What Happens To My Euro-Assets If The Euro Collapses?
The euro has been bashed since its inception.
Now, Hungary’s central bank governor is promoting the idea of European countries being allowed to walk away from it.
Hungary is meant to adopt the euro… but its leading banker has cold feet.
György Matolcsy says it’s time for all Europe to admit that the euro was a mistake. His treatise gives a brief history and reasoning for why the euro has never been a good idea.
As the saying goes… if a U.S. dollar bill is an IOU from the U.S. government, a euro bill is a Who Owes You. No single government is standing behind these notes.
All paper currency is an illusion… so what does it matter, really, if your bank deposits in Europe are labeled euro, franks, marks, or pesetas?

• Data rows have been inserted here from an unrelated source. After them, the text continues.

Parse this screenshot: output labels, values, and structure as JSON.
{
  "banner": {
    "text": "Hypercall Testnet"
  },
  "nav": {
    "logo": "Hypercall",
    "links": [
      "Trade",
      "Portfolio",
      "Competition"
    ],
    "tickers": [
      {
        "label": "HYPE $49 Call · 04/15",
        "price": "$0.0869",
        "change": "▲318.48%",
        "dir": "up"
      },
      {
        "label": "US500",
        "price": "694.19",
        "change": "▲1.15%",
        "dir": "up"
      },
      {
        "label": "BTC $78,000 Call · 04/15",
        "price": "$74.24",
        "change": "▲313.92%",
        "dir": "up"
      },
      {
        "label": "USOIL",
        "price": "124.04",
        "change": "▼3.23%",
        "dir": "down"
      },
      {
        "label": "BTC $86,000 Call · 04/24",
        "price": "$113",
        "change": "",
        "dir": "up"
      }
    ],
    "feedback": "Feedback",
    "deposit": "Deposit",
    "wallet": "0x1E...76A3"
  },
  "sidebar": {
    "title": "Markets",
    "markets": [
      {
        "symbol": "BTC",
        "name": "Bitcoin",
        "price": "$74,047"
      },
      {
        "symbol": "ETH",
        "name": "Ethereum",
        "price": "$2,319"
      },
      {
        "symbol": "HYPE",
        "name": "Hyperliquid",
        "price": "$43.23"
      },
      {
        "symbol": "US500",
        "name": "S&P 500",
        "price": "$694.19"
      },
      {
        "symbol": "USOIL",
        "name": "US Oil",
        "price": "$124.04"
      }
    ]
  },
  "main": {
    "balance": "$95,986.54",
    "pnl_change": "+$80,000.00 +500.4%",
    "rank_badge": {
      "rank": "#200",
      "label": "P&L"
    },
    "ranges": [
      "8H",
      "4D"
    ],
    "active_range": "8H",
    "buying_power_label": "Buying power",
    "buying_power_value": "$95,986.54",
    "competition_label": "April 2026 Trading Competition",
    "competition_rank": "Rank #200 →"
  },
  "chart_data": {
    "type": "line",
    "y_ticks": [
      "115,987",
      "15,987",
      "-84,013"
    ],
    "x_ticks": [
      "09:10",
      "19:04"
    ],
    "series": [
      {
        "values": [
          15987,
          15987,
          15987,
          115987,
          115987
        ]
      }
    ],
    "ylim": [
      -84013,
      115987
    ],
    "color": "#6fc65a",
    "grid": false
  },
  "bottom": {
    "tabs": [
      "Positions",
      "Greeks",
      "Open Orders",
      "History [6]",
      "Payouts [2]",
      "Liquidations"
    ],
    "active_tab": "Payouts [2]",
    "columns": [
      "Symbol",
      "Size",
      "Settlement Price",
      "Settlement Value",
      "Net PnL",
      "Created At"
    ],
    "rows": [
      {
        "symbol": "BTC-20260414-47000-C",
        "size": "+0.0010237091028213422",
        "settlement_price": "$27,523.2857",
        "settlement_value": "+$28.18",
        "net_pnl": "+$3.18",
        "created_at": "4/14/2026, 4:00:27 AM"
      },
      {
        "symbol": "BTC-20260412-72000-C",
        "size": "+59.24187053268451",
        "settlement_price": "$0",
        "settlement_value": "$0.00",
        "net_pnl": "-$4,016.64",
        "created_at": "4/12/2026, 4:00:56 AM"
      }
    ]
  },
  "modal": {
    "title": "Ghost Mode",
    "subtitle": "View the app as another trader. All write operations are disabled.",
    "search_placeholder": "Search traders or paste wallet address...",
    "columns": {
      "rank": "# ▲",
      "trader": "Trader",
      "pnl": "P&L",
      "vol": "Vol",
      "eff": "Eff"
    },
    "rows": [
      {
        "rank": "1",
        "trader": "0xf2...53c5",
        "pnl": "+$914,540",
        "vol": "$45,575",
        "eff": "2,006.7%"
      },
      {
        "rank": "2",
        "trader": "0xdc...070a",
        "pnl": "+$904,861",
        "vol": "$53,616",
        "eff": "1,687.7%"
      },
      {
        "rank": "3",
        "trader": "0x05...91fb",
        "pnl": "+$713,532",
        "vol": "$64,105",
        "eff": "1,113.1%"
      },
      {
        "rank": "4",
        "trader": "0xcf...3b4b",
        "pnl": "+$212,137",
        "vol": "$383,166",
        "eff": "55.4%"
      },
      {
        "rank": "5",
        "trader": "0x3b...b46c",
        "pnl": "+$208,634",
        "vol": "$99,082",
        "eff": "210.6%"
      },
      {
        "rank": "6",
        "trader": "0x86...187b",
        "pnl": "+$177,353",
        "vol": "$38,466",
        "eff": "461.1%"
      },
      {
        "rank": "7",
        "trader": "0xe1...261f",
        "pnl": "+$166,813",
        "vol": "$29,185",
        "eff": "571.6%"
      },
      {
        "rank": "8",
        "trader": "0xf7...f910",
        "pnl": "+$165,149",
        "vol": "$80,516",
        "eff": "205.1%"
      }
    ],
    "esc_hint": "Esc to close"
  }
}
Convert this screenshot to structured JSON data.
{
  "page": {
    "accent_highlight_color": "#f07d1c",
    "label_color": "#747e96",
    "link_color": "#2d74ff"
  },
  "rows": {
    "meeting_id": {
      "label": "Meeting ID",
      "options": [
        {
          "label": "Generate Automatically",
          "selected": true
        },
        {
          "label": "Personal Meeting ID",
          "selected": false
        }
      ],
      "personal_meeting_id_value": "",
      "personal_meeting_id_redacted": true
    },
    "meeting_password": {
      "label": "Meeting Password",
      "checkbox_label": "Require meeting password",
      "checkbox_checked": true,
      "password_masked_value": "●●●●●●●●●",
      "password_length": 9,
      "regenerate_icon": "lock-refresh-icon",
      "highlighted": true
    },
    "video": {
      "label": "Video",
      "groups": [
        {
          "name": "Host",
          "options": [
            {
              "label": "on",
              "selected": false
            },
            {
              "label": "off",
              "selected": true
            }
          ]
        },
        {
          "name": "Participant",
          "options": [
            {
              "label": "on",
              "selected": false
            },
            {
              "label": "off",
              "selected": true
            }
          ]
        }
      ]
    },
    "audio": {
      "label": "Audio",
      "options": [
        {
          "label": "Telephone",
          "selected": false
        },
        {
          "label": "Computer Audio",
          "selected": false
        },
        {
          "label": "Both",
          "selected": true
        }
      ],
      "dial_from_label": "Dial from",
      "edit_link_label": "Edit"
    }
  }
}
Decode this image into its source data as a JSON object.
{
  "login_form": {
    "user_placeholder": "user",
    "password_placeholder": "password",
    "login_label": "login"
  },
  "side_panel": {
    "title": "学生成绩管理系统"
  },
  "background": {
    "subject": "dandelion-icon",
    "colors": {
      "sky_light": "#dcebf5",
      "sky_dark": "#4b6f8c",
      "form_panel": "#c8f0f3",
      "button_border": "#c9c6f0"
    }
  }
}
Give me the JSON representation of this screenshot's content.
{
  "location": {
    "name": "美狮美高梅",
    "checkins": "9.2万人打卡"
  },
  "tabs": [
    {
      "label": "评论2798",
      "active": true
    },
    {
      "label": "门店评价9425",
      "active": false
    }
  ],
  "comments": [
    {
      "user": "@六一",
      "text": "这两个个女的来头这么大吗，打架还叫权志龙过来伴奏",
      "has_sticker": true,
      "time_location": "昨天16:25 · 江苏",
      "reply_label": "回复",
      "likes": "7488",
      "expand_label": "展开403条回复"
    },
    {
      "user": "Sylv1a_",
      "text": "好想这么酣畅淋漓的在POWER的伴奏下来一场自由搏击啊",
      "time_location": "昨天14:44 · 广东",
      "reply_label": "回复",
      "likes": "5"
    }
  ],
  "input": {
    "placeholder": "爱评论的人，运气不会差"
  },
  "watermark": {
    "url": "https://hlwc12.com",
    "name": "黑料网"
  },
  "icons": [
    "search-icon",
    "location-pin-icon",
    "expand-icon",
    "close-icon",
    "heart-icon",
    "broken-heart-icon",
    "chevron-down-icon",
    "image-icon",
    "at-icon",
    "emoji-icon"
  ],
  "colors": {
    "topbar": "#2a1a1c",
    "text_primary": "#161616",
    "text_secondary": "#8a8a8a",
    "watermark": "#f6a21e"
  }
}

If you’re sitting on cash, local inflation and interest rates do matter. That was one argument behind the euro—that the common currency would help to stabilize eurozone economies. However, when the euro was introduced, prices in places like Ireland and Greece shot up for most consumer goods.
I was living in Ireland when the euro launched in 1999, and the price of a bottle of soda, for example, went from the equivalent of 95-euro cents to 1.20 euro in a matter of months.
Ireland suffered this level of inflation across the board, as did other less developed eurozone countries. Being able to compare prices across borders more easily motivated shop keepers in countries where prices were lower to raise them.
The Benefits Of The Euro
The real benefit for consumers was and is not having to exchange currencies when traveling from one country to another. No need to exchange money when going on vacation from Ireland to Spain, say, or from Germany to Italy.
In the current case of Hungary, the bigger-picture benefit is clear. If the country does not adopt the euro, they’ll be able to play with their own currency as they feel best in the context of growing their economy, unimpeded by EU rules against this.
A question I get often is what would happen to an investment in property in Portugal, say, were the euro to collapse or disband?
Portugal would, presumably, revert to its escudo. What would that mean for you and your Portugal asset?
The property is the asset. Whether it’s valued in euro, escudo, Bitcoin, or silk, it has value that can be exchanged for something else that has value.
The complication could be if you’ve built a portfolio of eurozone properties for cash flow. Would it make sense to keep those assets for the cash flow in a non-euro world? You’d now face currency exchange risk. The asset(s) could be sold in the new local currency(ies). Then you’d have to decide whether to keep the resulting capital in that country and currency… or exchange for another, more suitable one.
I have a portfolio of cash flow investment properties in countries using the euro… and I’m OK with the idea that maybe someday I’ll have to consider answers to this question.
In fact, I’m facing this question right now with an investment property in Colombia.
I’m debating selling our apartment in Medellín, Colombia. However, if I did, it wouldn’t make sense to move the resulting Colombian pesos into U.S. dollars. The dollar is far stronger today than it was when I bought this property eight years ago.
So, while I’d earn 300% or more from capital appreciation in peso terms, the dollar gain would be less than 100%. Better, therefore, to keep the resulting pesos in Colombia.
So I’m trying to identify a next Colombian investment. What would I rather be invested in in Colombia?
The answer could be: Nothing. Because the value of the apartment continues to appreciate… and, eventually, I believe the peso will gain back some of the ground it’s lost on the dollar.